Roy Risebrough, North York's first police chief retired in 1957. He's pictured here in 1979. - Jeff Goode/Toronto Star file photo

North York’s First Police Chief Never Carried a Gun

‘For a year he was the entire force,’ writes Susan Goldenberg

When North York became independent from York Township in 1922, Roy Risebrough, a farmer and leader of the independence movement, was appointed chief of police at $30 a week (equal to $450 today). For a year he was the entire force. A second police officer was appointed in 1923, a third in 1926 and a fourth in 1928.

Risebrough never carried a pistol and only once wore his police uniform.

“If anyone was tough enough to carry a pistol, they were too tough for me,” he told the North York Mirror when he retired in 1957.

“Crime was just little things like neighbourhood disputes. They didn’t amount to a hill of beans … Within a month, they were good friends again,” he said.

Risebrough was very strong. One day he spotted a car with a flat tire across the street from the police station. The driver didn’t have his trunk key for his spare. Risebrough smashed the trunk lock into smithereens.

Later crime mostly consisted of service station break-ins, an occasional house burglary and raids on farms by chicken thieves and cattle rustlers.

The police were called in to break up drunken brawls at North York’s two taverns, the Jolly Miller on Yonge Street in Hogg’s Hollow and the Algonquin Tavern — “the Big A” — on the east side of Yonge just north of Finch.

From 1922 to 1931 the department was located in North York’s then municipal building at Yonge and Empress Avenue. When it outgrew its space, it moved into temporary quarters until its own building finally was erected at Princess Avenue and Yonge, a block south of Empress. Opened Jan. 7, 1950, it cost $70,000 and had a cellblock.

Risebrough was still chief when members of his force captured the infamous Boyd Gang of bank robbers Sept. 8, 1952, following their second escape from the Don Jail. He retired in 1957 when Toronto’s 13 local police departments were amalgamated into one.
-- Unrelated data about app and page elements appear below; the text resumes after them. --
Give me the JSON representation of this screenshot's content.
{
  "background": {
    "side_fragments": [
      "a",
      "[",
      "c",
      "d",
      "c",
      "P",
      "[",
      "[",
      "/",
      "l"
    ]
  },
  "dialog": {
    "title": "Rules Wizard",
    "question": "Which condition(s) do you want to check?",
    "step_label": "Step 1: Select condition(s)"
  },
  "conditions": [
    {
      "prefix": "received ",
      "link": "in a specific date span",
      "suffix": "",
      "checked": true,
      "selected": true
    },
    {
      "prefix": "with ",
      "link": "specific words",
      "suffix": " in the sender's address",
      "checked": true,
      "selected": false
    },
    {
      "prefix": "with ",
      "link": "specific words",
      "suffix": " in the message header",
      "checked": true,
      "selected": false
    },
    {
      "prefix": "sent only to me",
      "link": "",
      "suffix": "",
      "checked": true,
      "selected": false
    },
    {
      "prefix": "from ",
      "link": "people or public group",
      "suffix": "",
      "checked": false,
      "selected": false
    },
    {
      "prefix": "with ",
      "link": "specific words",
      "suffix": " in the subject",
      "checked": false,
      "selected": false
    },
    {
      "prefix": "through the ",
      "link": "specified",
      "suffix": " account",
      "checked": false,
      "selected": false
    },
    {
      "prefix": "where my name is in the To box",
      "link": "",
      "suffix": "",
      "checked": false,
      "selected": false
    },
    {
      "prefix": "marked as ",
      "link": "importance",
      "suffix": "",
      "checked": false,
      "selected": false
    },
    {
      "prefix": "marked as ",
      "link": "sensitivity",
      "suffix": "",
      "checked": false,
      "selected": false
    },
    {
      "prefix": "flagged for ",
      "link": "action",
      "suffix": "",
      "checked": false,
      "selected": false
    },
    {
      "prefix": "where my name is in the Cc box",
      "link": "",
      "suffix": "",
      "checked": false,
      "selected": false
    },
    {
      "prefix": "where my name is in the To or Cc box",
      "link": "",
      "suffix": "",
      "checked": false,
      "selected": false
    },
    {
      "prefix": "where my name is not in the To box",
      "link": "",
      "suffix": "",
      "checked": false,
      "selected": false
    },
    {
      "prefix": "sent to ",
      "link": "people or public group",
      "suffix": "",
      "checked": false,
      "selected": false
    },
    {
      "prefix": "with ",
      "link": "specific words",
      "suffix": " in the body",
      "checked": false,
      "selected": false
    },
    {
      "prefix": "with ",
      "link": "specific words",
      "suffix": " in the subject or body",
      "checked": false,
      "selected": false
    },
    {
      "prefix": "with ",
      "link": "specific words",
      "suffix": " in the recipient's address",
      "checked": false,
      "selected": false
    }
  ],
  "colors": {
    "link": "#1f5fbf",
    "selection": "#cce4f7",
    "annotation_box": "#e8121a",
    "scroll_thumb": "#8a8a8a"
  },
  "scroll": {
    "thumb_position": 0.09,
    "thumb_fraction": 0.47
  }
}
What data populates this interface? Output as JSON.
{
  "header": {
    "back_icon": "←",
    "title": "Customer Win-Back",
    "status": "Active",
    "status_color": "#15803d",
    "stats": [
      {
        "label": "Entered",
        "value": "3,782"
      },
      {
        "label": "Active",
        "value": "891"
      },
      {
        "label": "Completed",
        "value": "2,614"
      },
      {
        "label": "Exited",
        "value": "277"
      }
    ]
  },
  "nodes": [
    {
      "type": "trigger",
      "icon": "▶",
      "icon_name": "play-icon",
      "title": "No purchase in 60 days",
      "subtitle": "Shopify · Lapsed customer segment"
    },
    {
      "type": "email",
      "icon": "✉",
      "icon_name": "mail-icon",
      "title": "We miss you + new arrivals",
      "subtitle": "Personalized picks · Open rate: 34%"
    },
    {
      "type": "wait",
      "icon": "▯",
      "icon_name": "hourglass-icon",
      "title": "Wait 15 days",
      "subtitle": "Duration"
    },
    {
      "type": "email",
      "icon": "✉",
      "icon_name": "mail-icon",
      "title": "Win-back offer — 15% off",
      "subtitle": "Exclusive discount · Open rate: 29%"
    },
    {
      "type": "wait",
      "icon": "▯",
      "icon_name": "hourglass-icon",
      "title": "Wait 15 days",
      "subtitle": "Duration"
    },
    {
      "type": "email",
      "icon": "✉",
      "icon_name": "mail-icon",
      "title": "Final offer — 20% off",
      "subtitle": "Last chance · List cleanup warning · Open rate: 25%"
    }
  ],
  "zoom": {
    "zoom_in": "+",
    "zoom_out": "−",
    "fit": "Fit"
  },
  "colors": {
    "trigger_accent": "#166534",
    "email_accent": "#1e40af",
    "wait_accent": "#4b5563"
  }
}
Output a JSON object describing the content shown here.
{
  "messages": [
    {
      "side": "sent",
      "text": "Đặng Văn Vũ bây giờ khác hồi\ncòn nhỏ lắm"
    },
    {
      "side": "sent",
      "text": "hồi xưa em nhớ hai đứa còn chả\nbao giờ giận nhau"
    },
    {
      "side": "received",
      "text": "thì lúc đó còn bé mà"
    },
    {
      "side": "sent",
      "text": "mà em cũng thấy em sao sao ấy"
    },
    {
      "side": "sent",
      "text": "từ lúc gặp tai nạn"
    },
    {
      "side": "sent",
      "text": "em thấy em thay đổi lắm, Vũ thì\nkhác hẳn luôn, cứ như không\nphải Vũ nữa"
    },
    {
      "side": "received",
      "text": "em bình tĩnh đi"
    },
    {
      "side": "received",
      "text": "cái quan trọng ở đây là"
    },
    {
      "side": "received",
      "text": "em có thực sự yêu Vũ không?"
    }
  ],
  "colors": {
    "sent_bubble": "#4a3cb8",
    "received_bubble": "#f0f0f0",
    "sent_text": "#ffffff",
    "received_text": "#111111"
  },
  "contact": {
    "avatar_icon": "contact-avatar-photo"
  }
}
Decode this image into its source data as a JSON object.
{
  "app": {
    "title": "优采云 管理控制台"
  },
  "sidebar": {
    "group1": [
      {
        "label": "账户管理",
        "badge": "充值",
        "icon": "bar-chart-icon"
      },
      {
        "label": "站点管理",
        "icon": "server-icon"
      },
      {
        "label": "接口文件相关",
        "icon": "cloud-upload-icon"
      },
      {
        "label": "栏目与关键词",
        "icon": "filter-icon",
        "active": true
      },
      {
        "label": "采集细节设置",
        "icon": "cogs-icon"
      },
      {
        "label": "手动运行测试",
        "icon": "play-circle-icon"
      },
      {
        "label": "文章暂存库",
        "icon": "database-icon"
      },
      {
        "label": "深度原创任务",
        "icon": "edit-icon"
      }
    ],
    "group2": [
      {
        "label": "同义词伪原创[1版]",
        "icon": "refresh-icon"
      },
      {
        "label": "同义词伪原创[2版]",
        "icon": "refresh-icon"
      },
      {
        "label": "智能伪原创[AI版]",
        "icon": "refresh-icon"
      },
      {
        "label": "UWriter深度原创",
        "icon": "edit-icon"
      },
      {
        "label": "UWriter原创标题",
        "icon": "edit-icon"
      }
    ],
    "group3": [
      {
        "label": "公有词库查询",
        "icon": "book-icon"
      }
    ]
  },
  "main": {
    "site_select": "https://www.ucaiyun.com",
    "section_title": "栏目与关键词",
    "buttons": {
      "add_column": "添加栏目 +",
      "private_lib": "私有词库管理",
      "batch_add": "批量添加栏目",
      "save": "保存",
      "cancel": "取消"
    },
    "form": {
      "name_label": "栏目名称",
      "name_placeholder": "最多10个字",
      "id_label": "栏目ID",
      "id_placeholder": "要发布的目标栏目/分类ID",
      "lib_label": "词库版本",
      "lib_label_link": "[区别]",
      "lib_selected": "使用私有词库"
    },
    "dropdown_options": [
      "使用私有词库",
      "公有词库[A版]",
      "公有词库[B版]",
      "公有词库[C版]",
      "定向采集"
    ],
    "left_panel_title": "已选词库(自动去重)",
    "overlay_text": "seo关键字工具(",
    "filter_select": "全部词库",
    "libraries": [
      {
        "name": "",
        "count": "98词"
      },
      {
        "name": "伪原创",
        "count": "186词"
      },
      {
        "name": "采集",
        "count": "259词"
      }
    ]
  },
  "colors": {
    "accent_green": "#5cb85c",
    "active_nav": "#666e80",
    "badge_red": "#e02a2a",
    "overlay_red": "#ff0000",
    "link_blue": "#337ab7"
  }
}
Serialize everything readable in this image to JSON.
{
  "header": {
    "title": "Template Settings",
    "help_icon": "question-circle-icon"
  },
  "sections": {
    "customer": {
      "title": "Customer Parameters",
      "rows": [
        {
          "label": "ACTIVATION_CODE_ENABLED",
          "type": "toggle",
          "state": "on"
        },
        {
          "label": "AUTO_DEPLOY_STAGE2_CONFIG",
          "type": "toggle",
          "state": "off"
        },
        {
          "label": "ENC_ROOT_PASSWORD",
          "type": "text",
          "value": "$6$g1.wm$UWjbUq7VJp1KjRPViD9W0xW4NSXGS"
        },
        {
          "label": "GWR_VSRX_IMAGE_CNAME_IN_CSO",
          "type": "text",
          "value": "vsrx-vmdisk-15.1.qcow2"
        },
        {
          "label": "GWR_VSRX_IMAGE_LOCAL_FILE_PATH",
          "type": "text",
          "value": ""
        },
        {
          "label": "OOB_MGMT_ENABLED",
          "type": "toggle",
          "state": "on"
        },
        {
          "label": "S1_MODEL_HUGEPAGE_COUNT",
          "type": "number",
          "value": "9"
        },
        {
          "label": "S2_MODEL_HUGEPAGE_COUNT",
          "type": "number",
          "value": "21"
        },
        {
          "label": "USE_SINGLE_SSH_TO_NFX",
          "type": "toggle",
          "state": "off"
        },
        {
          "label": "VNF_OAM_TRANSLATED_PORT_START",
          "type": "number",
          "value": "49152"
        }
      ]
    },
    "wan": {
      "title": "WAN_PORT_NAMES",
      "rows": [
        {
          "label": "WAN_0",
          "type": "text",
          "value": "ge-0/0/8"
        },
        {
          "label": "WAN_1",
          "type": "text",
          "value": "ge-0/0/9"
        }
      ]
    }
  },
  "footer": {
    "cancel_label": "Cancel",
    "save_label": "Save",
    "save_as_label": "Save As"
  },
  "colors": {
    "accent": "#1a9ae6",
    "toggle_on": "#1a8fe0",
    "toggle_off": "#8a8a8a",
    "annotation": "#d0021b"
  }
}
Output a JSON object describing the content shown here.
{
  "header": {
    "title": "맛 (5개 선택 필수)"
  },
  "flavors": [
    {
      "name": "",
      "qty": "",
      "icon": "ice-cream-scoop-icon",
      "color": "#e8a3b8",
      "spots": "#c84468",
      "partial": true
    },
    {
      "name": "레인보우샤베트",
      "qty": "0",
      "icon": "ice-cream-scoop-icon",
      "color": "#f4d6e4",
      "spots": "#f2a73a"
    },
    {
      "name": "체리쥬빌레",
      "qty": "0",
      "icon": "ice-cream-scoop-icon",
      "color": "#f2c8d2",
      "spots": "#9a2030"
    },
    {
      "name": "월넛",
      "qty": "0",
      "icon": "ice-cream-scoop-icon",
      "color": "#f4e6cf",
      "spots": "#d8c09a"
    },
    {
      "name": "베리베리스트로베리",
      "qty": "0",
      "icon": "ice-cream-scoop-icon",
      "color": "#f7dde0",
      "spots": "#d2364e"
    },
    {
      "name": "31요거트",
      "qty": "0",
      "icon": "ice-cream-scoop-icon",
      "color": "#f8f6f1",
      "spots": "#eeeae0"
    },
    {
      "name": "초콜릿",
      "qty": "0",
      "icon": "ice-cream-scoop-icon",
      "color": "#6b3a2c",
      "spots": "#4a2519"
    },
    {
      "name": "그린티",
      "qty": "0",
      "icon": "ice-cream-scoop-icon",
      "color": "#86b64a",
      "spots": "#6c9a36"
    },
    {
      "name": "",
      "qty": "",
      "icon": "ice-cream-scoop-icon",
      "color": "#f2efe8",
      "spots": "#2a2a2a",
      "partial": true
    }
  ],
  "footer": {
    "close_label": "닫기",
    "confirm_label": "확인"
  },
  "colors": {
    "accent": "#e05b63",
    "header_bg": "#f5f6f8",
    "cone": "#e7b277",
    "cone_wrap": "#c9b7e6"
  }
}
Risebrough Avenue, near Cummer and Bayview where his farm was, is named after him.

Written by Susan Goldenberg.

Originally published on September 21, 2019, on toronto.com.